In a crimped joint, a stripped wire is inserted in a metal sleeve, which is then distorted by pressure so as to make an internal contact between wire and sleeve body. The sleeve may be part of a connector pin or some other style or terminal, but the same general requirements apply to the crimped joint.
There are many types of crimp tool (Figure 1) available, the mechanical form depending on the force needed to distort the crimp barrel – this can be quite substantial for heavier cables. In all cases a crucial requirement is that the tool chosen is correct for the type and size of crimp tag being used, and this is selected according to wire size. Only by getting a correct match of wire, tag, and crimped tool will a satisfactory gas-tight and reliable joint be created.
The sequence of making the crimp is to strip the insulation from the end of the wire using wire strippers, and taking care not to nick any of the wire. As with the crimp tool, correct selection of the stripping head is important. The aim is to leave a multi-strand wire in a neat bundle which may be inserted easily into the sleeve. Some slight twisting action may be needed to ensure that no whiskers are left, as this is a frequent cause of short circuit between crimped joints. The crimp barrel on the terminal or connector is placed over the wire and the jaws centrally positioned over the barrel, with the jaws square and central. In a hand tool, the crimp is normally made by squeezing the handle and the tool released by squeezing the handle still further, after which the handle can be opened and the wire and crimp removed.
All crimped joints need to be checked visually, and it is common practice to sample check tags to ensure they are correctly crimped. Just looking at the form of the crimp will give a good indication of whether or not it is correct. The crimp should be central to the barrel and square, with no whiskering.
Test crimps can be checked for insulation damage by pulling the wire from its tag and checking the insulation is only slightly deformed. If there is excessive damage to the insulation then the crimp is too tight and must be readjusted.
The conductor must be positioned correctly in the connector, and many connectors have an inspection window in the crimped area through which bare wire should be visible.
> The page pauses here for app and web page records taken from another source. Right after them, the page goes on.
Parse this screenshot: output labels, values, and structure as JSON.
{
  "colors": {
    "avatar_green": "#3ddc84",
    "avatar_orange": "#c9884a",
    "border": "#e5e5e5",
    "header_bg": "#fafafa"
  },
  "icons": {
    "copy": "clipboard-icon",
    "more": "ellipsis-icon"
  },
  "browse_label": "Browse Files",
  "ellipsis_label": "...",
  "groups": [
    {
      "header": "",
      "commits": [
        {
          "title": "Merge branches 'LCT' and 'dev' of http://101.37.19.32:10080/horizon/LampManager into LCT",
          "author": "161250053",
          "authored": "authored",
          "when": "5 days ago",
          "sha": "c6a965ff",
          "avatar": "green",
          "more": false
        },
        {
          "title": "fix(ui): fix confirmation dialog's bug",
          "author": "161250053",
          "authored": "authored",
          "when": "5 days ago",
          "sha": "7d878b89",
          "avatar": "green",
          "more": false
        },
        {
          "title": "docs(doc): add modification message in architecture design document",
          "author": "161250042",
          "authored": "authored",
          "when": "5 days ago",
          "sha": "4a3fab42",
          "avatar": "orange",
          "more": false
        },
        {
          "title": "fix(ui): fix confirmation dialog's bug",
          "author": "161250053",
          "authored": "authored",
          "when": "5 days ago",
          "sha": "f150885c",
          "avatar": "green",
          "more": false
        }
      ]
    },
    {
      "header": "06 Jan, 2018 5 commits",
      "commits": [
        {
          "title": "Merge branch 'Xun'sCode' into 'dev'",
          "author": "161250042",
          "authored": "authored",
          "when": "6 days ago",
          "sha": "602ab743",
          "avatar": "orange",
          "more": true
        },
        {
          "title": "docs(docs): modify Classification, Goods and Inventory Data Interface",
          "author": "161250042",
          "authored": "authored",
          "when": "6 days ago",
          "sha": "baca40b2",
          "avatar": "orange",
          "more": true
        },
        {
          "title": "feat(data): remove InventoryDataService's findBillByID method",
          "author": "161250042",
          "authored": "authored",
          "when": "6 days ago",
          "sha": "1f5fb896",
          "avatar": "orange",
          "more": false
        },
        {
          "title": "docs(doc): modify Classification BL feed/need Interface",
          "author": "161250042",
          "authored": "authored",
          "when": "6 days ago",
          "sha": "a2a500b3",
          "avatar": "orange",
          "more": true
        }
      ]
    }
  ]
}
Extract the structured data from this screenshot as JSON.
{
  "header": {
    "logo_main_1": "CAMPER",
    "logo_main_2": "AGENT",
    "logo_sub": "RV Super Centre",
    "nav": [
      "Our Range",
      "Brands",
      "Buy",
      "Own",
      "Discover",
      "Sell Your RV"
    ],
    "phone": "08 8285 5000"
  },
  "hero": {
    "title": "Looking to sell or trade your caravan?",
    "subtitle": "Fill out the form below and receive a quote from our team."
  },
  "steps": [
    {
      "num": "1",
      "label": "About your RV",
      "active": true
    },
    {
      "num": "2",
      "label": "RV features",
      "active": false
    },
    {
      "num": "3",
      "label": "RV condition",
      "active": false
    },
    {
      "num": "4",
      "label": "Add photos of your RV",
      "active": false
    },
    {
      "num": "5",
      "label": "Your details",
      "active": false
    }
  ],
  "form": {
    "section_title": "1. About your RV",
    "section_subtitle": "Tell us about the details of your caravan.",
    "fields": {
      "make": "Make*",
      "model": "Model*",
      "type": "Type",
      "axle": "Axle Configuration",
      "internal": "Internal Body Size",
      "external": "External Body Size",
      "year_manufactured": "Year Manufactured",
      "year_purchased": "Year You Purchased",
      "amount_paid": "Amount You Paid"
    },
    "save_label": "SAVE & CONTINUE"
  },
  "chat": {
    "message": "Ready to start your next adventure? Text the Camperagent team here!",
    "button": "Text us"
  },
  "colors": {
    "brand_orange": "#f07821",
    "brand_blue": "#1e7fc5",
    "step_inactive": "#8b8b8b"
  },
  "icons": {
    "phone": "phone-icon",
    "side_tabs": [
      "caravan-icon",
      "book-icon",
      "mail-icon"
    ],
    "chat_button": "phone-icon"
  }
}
After crimping the connector should be free from fractures, rough edges and flash. Where conductors protrude through the connector ferrule, this projection should be a minimum, to bring it level with the connector insulation, and the gap between insulator and ferrule should be as specified.
Further information on generally-accepted standards for crimped joints is given in Figure 2.
|The conductor must be positioned correctly in the connector. Many connectors have an inspection window in the crimped area. If bare wire is not visible through this window, the joint is suspect.|
|The connector must be free from fractures, rough edges and flashes. The conductors must protrude through the connector ferrule for a minimum length to bring it level with the connector insulation.|
|The crimp must be in the correct position on the connector to give maximum strength to the joint and to avoid damage.|
|The insulation gap must be as specified.|
|Many crimped connectors are also crimped to the insulation. The insulation must be held firmly.|
|There must be no loose strands of wire. These are a common cause of short circuits.|